Many of us, including myself, are incredibly uncomfortable with downtime. We say we want it, but when it comes, we feel overwhelmed by the expansiveness and potential chaos of it all. A little shift in our day we can deal with, but an empty calendar feels akin to what I imagine a budding artist might feel looking at a blank canvas.
Let me rephrase that. I’m thinking an artist might sense amazing possibility at the site of that blank canvas. The way I feel about the upcoming time off with my boys. But stick me in front of a plain white sheet of anything and my anxiety soars!
And I’m thinking you might be feeling the same about this holiday break.
Here are 8 simple steps to help you enjoy this break with your kids:

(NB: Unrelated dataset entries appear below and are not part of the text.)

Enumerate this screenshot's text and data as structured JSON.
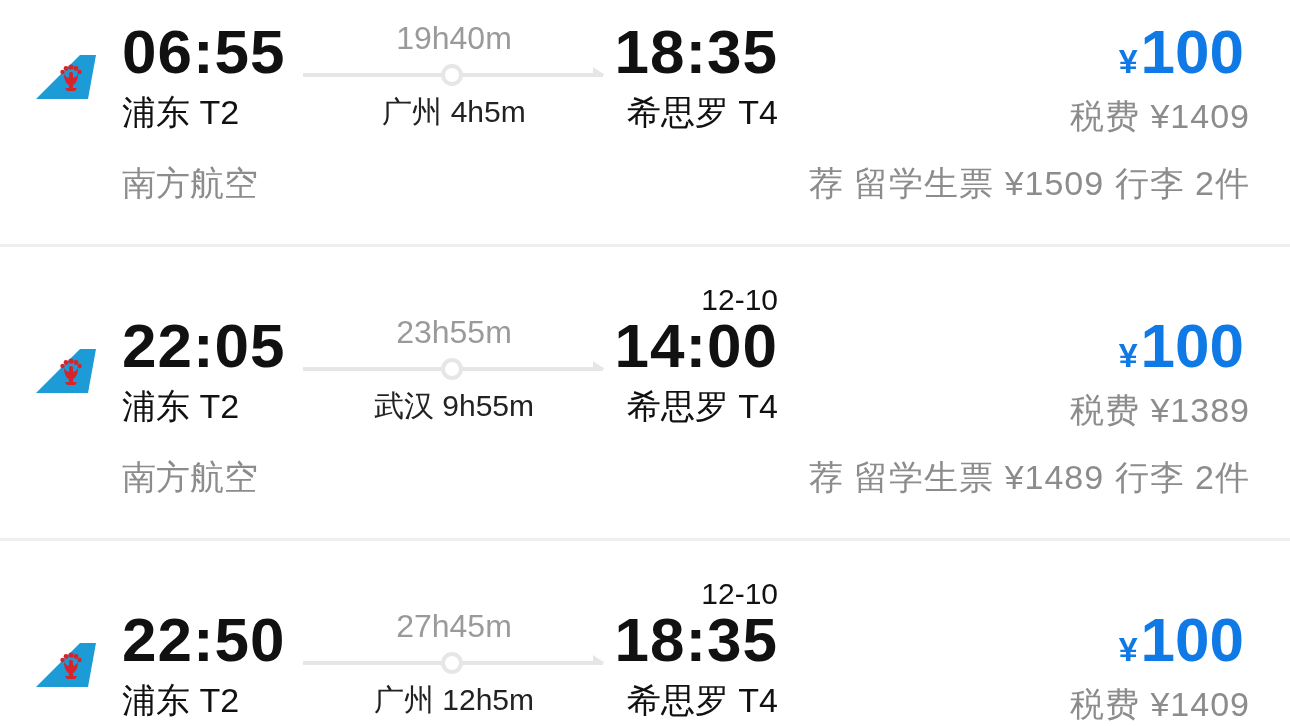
{
  "flights": [
    {
      "departure": {
        "time": "06:55",
        "airport": "浦东 T2"
      },
      "duration": "19h40m",
      "stopover": "广州 4h5m",
      "arrival": {
        "time": "18:35",
        "airport": "希思罗 T4"
      },
      "price": {
        "currency": "¥",
        "amount": "100"
      },
      "tax": "税费 ¥1409",
      "airline": "南方航空",
      "offer": "荐 留学生票 ¥1509 行李 2件"
    },
    {
      "departure": {
        "time": "22:05",
        "airport": "浦东 T2"
      },
      "duration": "23h55m",
      "stopover": "武汉 9h55m",
      "arrival": {
        "date": "12-10",
        "time": "14:00",
        "airport": "希思罗 T4"
      },
      "price": {
        "currency": "¥",
        "amount": "100"
      },
      "tax": "税费 ¥1389",
      "airline": "南方航空",
      "offer": "荐 留学生票 ¥1489 行李 2件"
    },
    {
      "departure": {
        "time": "22:50",
        "airport": "浦东 T2"
      },
      "duration": "27h45m",
      "stopover": "广州 12h5m",
      "arrival": {
        "date": "12-10",
        "time": "18:35",
        "airport": "希思罗 T4"
      },
      "price": {
        "currency": "¥",
        "amount": "100"
      },
      "tax": "税费 ¥1409"
    }
  ]
}
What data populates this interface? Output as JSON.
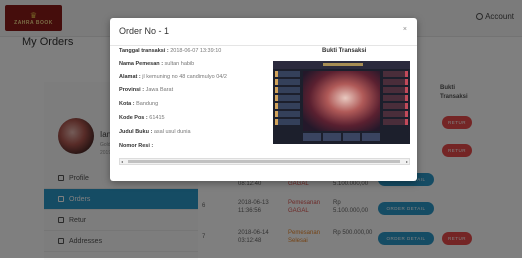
{
  "header": {
    "logo_text": "ZAHRA BOOK",
    "account_label": "Account",
    "page_title": "My Orders"
  },
  "profile": {
    "name": "Ian",
    "line1": "Gold",
    "line2": "2019"
  },
  "menu": [
    {
      "label": "Profile",
      "icon": "user-icon",
      "active": false
    },
    {
      "label": "Orders",
      "icon": "orders-icon",
      "active": true
    },
    {
      "label": "Retur",
      "icon": "retur-icon",
      "active": false
    },
    {
      "label": "Addresses",
      "icon": "address-icon",
      "active": false
    }
  ],
  "table": {
    "column_bukti": "Bukti Transaksi",
    "rows": [
      {
        "no": "",
        "date": "08:12:40",
        "status": "GAGAL",
        "status_color": "#d9534f",
        "amount": "5.100.000,00",
        "detail": "ORDER DETAIL",
        "retur": ""
      },
      {
        "no": "6",
        "date": "2018-06-13 11:36:56",
        "status": "Pemesanan GAGAL",
        "status_color": "#d9534f",
        "amount": "Rp 5.100.000,00",
        "detail": "ORDER DETAIL",
        "retur": ""
      },
      {
        "no": "7",
        "date": "2018-06-14 03:12:48",
        "status": "Pemesanan Selesai",
        "status_color": "#e8862a",
        "amount": "Rp 500.000,00",
        "detail": "ORDER DETAIL",
        "retur": "RETUR"
      }
    ],
    "upper_retur_labels": [
      "RETUR",
      "RETUR"
    ]
  },
  "modal": {
    "title": "Order No - 1",
    "close": "×",
    "fields": [
      {
        "label": "Tanggal transaksi :",
        "value": " 2018-06-07 13:39:10"
      },
      {
        "label": "Nama Pemesan :",
        "value": " sultan habib"
      },
      {
        "label": "Alamat :",
        "value": " jl kemuning no 48 candimulyo 04/2"
      },
      {
        "label": "Provinsi :",
        "value": " Jawa Barat"
      },
      {
        "label": "Kota :",
        "value": " Bandung"
      },
      {
        "label": "Kode Pos :",
        "value": " 61415"
      },
      {
        "label": "Judul Buku :",
        "value": " asal usul dunia"
      },
      {
        "label": "Nomor Resi :",
        "value": ""
      }
    ],
    "bukti_title": "Bukti Transaksi",
    "scroll_left": "◂",
    "scroll_right": "▸"
  }
}
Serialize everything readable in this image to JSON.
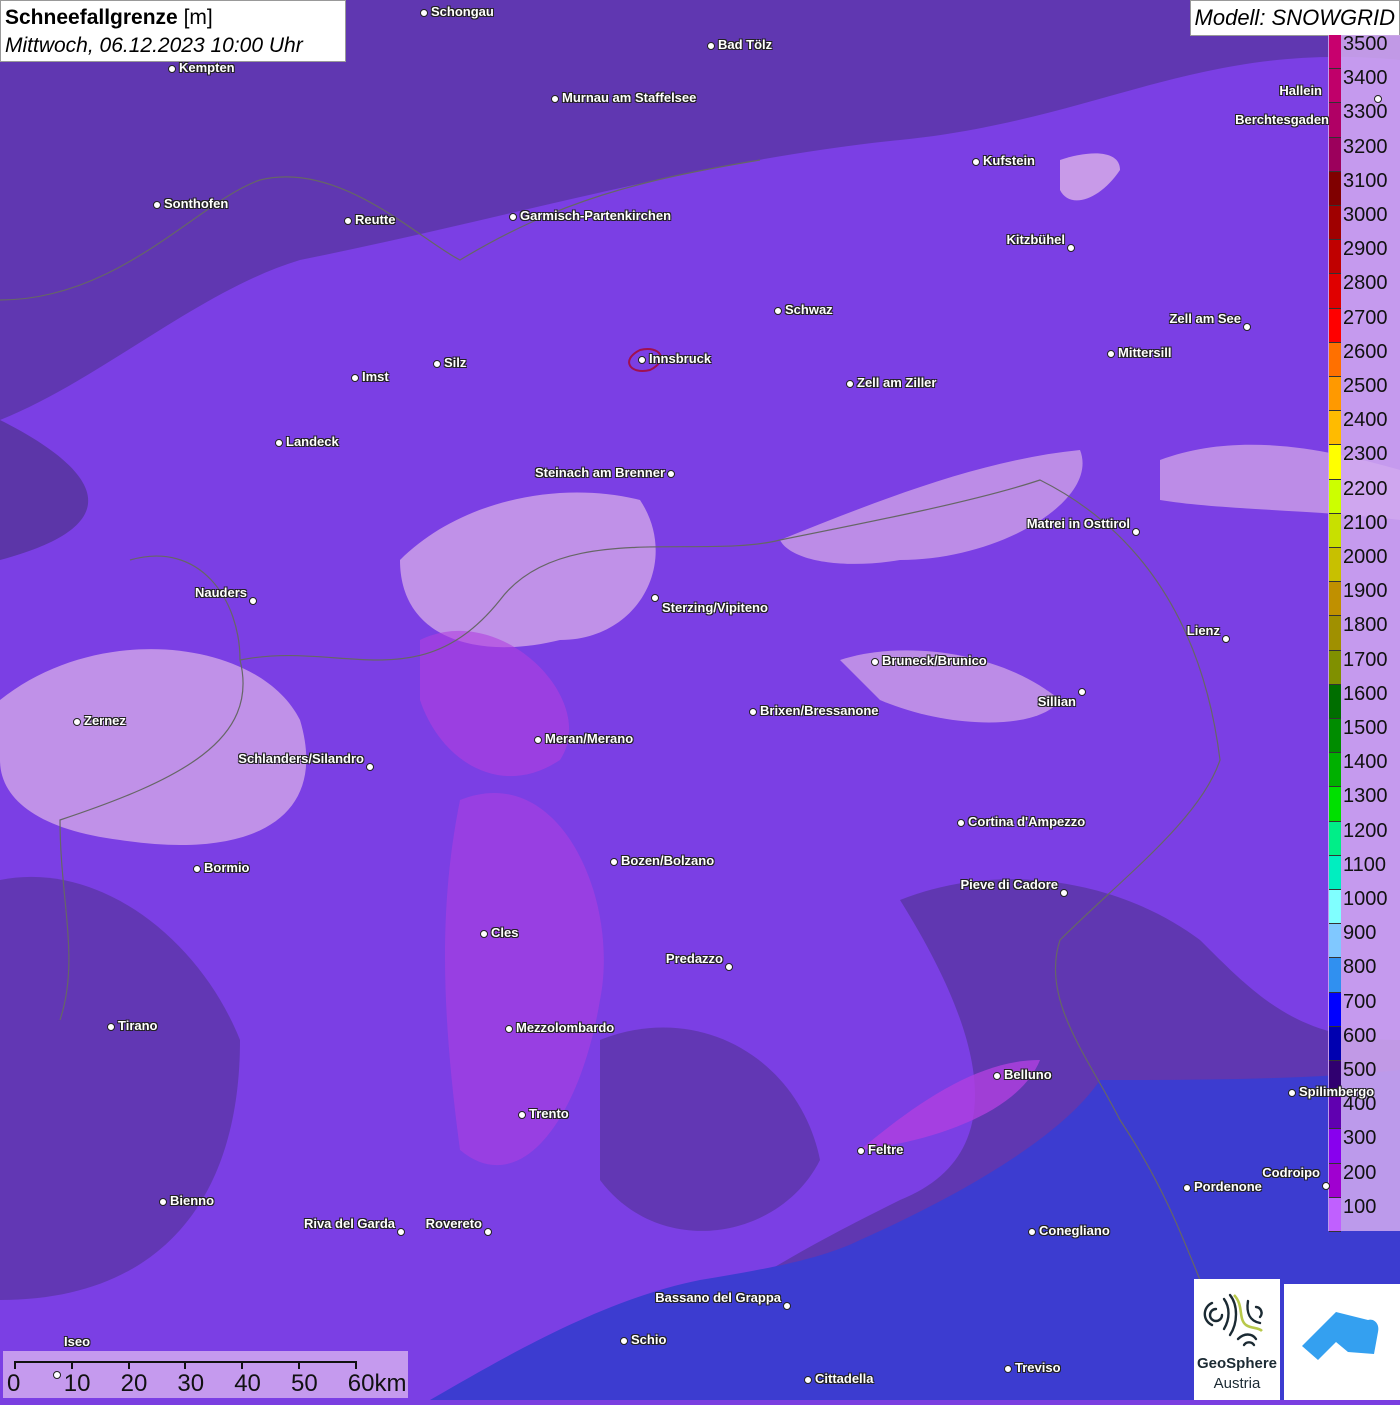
{
  "title": {
    "main": "Schneefallgrenze",
    "unit": "[m]",
    "datetime": "Mittwoch, 06.12.2023 10:00 Uhr"
  },
  "model": "Modell: SNOWGRID",
  "legend": {
    "labels": [
      "3500",
      "3400",
      "3300",
      "3200",
      "3100",
      "3000",
      "2900",
      "2800",
      "2700",
      "2600",
      "2500",
      "2400",
      "2300",
      "2200",
      "2100",
      "2000",
      "1900",
      "1800",
      "1700",
      "1600",
      "1500",
      "1400",
      "1300",
      "1200",
      "1100",
      "1000",
      "900",
      "800",
      "700",
      "600",
      "500",
      "400",
      "300",
      "200",
      "100"
    ],
    "colors": [
      "#c8006e",
      "#c0006a",
      "#b00065",
      "#9c005c",
      "#800000",
      "#a00000",
      "#c00000",
      "#e00000",
      "#ff0000",
      "#ff7000",
      "#ff9900",
      "#ffbb00",
      "#ffff00",
      "#ccff00",
      "#c8e000",
      "#c8c000",
      "#c09000",
      "#a09000",
      "#809000",
      "#006e00",
      "#008c00",
      "#00b000",
      "#00e000",
      "#00ee88",
      "#00eec0",
      "#80ffff",
      "#80c8ff",
      "#3090f0",
      "#0000ff",
      "#0000b0",
      "#300070",
      "#6000b0",
      "#8800ee",
      "#a000d0",
      "#c060ff"
    ]
  },
  "scale": {
    "ticks": [
      "0",
      "10",
      "20",
      "30",
      "40",
      "50",
      "60km"
    ]
  },
  "cities": [
    "Schongau",
    "Bad Tölz",
    "Kempten",
    "Murnau am Staffelsee",
    "Hallein",
    "Berchtesgaden",
    "Kufstein",
    "Sonthofen",
    "Reutte",
    "Garmisch-Partenkirchen",
    "Kitzbühel",
    "Schwaz",
    "Zell am See",
    "Mittersill",
    "Innsbruck",
    "Imst",
    "Silz",
    "Zell am Ziller",
    "Landeck",
    "Steinach am Brenner",
    "Matrei in Osttirol",
    "Nauders",
    "Sterzing/Vipiteno",
    "Lienz",
    "Bruneck/Brunico",
    "Sillian",
    "Zernez",
    "Brixen/Bressanone",
    "Meran/Merano",
    "Schlanders/Silandro",
    "Cortina d'Ampezzo",
    "Bozen/Bolzano",
    "Bormio",
    "Pieve di Cadore",
    "Cles",
    "Predazzo",
    "Tirano",
    "Mezzolombardo",
    "Belluno",
    "Spilimbergo",
    "Trento",
    "Feltre",
    "Pordenone",
    "Codroipo",
    "Bienno",
    "Riva del Garda",
    "Rovereto",
    "Conegliano",
    "Bassano del Grappa",
    "Schio",
    "Iseo",
    "Treviso",
    "Cittadella"
  ],
  "logos": {
    "geosphere_line1": "GeoSphere",
    "geosphere_line2": "Austria"
  }
}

1. Make a mindset shift.
As I see it, all we need to do is shift our mindset a bit, and it becomes quite easy to create a fun, peaceful time together.
Instead of: “Oh, shit! I’m stuck home with the kids for two weeks! (at least) It’s going to be so hard!”
Try: “A whole two weeks without rushing and deadlines and expectations! That opens up so much possibility!”
From this place, we’ve got the energy flow we need to create whatever we can dream up!
2. Let as much structure go as you can. It’s really nice to not have to get places by certain times for a change!
Consider taking a break from regular appointments and commitments. Consider unplugging!
3. Take a moment to think about the feelings you’d like to fall asleep to at the end of each day.
Maybe it’s light or joy or relaxed or loving or connected…. Identifying these feelings will create an energetic space for them to come to be.
You might write the words on your mirror or fridge or whiteboard or in your journal.
4. Sit down for three minutes and think about what you need to make sure YOU get each day in order to have the fuel to parent with love and patience, and get that set up first.
You can free write, talk with a friend, or just think to yourself.
It might be a hike, connection with a friend, or a shower! Whatever it is, it’s important!
5. Make a minimal list of what the kids “absolutely must” do each day, and another list of experiences you’d like them to have over the break, and yet another with any projects you’d like to do.
Maybe it’s important to you that they get in a half hour of reading each day, and an hour of being outside. Keep it simple.
Remember that what reading looks like can vary. A read-aloud at the library. Listening together to an audio book. Everyone on the couch reading their separate books. And there are many options for outside too (if you’re not snowed in)!
For the experiences list, perhaps there’s something at the children’s museum you want to be sure they see, or a neighborhood with awesome Christmas lights you want to drive them through. This is a short list of things that you’d be bummed if you all missed out on.
And for projects, maybe you want to clean out the pantry or paint a room. Make a list.
6. Ask the kids what they’d like to do over break.
Let them dream and brainstorm, and you just take notes. You can let them know you want to make sure they get to do some of what they really want. This step is important, and one we often skip over. Don’t.
7. Make a colorful calendar of options.
Sketch out a simple grid on a piece of printer paper, write the dates on it, and fill it in with YOUR DAILY NEED and your daily need for your kids. Then sprinkle in the experiences you want them to have and some of the ones they asked for. Do the same for the projects you want to do.
You could decide that mornings you’re going to lounge around and make sure the reading gets done and you get your shower, but by 1pm you all head out of the house. Or you could decide that mornings you’re out and about, and then have a rest hour for reading and the afternoon to hang around the house for unstructured play. Or you can be more laid back and make each day different, or just list the day’s activities and let them fall where they may. Make it work for you!
Whatever you do, it’s nice to decorate your calendar with your kids. It makes it pretty, but it also makes it feel like it belongs to everyone. Which it does. 🙂
8. Avoid over scheduling.
Otherwise you’re essentially back to the school-time stresses, just for different commitments. If you’ve packed your days, start crossing things out and move them over to an “If there’s time list.”
Remember that flexibility is one of the most amazing qualities we can teach our kids. How to roll with life. And modeling relaxed thinking about something that at first feels overwhelming is one great way to do just that!
Wishing you all a wonderfully connected break with your kids!
And please share how you made this work for you in the comments below.